The English Interregnum was the period of parliamentary and military rule in the land occupied by modern-day England and Wales after the English Civil War. It began with the execution of Charles I in 1649 and ended when Charles II became king after Oliver Cromwell died in 1660.
This era in English history can be divided into four periods.
Life during the InterregnumEdit
Oliver Cromwell was a Puritan and during the Interregnum, he imposed a very strict form of Christianity upon the country. Although a main cause of the English Civil War was oppression under Charles I, England during the Interregnum became oppressive in its own fashion. Cromwell granted religious freedom otherwise previously unknown in England, but other forms of expression were suddenly limited (for instance, theatre, which had thrived under the Stuart kings and Elizabeth I, was banned). Cromwell also made certain that his own personal vision of Christianity was enforced upon the masses. Many of Cromwell's actions were called "harsh, unwise, and tyrannical" by some commentators.

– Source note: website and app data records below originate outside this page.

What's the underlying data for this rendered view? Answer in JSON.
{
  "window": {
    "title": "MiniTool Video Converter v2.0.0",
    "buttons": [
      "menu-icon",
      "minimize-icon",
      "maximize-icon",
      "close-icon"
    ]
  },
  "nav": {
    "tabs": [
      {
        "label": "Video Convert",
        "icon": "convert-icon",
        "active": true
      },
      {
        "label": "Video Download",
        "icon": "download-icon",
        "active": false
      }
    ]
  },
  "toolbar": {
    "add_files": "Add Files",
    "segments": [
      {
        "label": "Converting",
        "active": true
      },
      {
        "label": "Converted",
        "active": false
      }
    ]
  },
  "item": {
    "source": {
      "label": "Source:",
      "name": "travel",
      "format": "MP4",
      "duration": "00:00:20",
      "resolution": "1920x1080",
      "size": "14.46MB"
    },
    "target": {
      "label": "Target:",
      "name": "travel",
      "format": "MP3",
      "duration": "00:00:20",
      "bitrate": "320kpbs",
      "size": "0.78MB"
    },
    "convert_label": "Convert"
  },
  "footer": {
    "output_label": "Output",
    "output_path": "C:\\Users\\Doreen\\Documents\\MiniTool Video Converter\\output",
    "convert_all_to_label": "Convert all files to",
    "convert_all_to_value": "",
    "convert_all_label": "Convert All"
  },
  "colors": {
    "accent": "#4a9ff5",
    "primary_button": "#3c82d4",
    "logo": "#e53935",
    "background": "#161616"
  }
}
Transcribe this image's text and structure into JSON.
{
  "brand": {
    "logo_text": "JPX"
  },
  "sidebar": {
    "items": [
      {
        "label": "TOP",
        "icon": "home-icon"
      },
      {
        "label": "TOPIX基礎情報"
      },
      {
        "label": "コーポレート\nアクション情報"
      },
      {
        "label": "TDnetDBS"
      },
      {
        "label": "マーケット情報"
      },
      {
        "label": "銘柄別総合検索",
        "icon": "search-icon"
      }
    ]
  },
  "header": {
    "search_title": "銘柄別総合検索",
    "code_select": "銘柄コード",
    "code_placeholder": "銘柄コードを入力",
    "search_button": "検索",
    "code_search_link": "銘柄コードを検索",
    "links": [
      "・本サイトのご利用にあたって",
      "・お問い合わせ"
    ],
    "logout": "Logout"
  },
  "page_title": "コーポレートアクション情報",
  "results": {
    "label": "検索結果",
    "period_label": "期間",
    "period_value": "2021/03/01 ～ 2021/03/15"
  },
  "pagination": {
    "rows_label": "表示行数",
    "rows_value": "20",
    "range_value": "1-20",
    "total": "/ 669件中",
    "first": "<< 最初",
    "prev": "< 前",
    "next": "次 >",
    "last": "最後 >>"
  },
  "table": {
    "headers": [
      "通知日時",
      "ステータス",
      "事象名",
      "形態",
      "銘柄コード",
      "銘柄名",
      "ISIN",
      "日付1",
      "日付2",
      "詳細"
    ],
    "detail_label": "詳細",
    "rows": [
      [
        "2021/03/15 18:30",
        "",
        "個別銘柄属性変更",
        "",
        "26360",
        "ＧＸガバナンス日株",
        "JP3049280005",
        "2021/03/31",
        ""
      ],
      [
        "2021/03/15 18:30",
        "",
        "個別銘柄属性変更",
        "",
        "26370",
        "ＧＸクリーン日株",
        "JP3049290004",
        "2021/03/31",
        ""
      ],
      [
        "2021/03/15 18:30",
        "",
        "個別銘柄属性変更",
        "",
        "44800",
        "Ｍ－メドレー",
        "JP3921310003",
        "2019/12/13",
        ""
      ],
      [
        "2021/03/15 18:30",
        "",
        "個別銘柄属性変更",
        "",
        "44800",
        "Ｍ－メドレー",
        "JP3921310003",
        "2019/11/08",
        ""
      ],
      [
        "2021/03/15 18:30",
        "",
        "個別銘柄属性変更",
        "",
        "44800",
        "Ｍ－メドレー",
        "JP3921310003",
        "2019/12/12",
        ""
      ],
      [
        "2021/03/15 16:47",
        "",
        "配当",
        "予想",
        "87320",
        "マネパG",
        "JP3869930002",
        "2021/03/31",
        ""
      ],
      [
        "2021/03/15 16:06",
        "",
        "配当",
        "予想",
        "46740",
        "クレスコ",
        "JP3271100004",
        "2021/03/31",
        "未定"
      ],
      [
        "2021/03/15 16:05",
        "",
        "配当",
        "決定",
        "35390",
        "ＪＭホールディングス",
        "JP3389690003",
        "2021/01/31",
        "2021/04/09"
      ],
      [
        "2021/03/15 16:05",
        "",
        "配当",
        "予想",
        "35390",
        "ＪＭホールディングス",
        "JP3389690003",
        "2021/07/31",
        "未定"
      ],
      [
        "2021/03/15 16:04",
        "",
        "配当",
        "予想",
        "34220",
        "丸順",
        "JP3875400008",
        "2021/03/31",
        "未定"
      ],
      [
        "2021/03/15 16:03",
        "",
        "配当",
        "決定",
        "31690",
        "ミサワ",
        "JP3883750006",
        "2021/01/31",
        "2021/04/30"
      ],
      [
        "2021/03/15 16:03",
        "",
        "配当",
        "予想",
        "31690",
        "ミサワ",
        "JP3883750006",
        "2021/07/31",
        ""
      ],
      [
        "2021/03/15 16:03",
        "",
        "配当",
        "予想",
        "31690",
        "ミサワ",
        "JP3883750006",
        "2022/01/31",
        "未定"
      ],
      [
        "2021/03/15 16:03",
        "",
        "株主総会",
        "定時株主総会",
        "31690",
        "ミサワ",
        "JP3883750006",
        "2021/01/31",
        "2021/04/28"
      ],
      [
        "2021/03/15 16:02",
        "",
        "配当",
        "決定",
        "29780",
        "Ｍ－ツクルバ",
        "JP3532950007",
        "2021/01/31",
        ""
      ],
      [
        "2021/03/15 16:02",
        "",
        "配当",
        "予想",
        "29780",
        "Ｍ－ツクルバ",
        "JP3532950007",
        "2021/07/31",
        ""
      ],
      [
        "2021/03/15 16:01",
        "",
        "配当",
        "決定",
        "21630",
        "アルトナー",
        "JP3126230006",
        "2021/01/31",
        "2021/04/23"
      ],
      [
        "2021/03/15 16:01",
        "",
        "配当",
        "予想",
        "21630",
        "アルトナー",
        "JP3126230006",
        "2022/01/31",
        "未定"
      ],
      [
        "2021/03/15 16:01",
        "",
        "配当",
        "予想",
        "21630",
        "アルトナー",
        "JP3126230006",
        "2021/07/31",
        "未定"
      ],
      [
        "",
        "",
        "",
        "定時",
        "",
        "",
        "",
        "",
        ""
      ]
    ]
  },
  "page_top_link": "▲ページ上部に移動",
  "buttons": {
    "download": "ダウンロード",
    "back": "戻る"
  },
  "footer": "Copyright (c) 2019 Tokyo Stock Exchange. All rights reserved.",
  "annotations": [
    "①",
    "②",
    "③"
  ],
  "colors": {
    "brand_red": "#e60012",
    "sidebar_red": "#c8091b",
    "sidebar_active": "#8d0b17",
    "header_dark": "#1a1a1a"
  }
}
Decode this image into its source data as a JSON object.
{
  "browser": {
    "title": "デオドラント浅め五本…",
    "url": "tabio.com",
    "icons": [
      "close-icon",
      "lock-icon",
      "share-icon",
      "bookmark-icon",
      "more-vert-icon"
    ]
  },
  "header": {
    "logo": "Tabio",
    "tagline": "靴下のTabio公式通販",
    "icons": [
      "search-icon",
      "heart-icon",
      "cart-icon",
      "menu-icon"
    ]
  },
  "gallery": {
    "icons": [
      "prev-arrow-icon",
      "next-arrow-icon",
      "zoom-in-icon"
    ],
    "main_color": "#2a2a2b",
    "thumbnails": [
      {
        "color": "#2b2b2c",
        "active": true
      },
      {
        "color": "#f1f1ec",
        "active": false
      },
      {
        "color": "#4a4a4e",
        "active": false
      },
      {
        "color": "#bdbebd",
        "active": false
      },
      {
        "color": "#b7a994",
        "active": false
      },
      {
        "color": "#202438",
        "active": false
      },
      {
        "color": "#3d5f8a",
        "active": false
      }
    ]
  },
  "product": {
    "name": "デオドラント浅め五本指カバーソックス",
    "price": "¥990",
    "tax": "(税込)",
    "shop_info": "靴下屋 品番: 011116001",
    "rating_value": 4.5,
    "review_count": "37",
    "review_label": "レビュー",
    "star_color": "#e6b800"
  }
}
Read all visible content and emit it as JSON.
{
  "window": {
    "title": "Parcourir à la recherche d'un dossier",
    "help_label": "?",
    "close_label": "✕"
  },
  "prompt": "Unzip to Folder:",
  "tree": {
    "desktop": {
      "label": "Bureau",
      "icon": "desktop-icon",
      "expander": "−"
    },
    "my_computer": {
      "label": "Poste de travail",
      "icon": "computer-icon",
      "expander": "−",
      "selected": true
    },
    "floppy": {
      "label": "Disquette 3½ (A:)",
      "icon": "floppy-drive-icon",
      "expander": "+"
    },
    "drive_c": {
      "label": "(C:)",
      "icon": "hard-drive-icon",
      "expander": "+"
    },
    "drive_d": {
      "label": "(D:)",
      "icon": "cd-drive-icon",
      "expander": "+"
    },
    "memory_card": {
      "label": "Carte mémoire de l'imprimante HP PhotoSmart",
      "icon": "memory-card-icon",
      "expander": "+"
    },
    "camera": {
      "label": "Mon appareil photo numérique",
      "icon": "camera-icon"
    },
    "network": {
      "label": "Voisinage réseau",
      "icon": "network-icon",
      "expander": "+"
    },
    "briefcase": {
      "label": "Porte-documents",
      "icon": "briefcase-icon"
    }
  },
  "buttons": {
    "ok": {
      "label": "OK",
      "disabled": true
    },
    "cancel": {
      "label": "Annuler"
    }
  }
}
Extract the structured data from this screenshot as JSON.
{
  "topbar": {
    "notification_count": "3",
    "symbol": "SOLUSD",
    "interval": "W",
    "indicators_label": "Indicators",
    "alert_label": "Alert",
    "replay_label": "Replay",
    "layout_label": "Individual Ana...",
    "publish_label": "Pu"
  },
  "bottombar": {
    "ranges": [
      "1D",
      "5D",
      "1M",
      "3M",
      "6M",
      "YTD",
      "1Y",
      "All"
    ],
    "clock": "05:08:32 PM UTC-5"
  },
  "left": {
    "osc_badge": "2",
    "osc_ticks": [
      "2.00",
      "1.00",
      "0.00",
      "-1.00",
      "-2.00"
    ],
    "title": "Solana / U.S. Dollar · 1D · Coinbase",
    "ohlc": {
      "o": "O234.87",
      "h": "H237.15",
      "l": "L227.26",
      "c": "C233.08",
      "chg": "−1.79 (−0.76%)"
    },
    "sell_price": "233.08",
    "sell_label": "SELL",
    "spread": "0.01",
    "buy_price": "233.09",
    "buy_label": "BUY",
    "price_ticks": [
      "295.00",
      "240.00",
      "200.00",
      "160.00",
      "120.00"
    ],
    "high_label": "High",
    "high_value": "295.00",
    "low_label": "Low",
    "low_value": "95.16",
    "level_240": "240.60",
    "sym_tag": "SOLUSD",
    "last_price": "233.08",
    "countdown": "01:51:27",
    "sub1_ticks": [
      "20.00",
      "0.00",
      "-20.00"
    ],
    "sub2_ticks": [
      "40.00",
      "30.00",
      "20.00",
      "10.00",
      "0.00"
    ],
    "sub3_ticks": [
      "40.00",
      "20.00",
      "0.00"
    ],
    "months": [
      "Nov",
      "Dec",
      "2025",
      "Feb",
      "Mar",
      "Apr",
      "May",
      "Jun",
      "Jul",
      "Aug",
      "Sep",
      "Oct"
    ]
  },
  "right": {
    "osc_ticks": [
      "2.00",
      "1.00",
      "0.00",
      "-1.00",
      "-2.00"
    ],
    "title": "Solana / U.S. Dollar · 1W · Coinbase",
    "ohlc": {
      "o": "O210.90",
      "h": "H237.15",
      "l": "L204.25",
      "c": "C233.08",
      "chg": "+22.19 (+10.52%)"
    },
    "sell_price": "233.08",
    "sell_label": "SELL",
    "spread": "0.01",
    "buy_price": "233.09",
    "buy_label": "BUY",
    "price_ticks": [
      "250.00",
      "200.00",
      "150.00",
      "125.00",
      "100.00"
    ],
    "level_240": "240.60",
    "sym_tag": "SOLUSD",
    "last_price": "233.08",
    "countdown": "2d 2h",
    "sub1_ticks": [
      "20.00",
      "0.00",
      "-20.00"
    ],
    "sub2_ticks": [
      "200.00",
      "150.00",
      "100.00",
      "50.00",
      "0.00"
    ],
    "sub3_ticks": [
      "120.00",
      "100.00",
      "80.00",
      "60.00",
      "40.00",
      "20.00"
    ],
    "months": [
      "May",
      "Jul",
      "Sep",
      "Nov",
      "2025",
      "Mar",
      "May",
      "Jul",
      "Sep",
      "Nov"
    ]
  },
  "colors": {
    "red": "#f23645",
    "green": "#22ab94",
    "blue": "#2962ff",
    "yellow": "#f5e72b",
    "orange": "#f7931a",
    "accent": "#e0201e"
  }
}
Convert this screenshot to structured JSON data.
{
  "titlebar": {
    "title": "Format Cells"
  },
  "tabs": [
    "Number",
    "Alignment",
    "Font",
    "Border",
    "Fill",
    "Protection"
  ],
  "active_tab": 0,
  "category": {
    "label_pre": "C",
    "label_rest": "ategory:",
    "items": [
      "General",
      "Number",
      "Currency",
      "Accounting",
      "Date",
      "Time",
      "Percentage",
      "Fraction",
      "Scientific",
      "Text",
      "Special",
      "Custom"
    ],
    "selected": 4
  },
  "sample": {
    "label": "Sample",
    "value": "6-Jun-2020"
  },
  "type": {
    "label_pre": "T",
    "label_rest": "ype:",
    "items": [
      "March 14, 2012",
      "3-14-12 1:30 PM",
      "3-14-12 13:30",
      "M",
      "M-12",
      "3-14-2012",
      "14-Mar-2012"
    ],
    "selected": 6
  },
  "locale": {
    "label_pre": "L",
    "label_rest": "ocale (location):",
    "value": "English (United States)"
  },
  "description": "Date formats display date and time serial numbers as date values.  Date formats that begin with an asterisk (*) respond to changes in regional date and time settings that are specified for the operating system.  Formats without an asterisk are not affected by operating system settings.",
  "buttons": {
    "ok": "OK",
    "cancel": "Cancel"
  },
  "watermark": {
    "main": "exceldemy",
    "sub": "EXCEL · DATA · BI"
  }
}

His son and successor, Richard Cromwell gave up his position as Lord Protector with little hesitation, resigning or "abdicating" after a demand by the Rump Parliament. This was the beginning of a short period of restoration of the Commonwealth of England.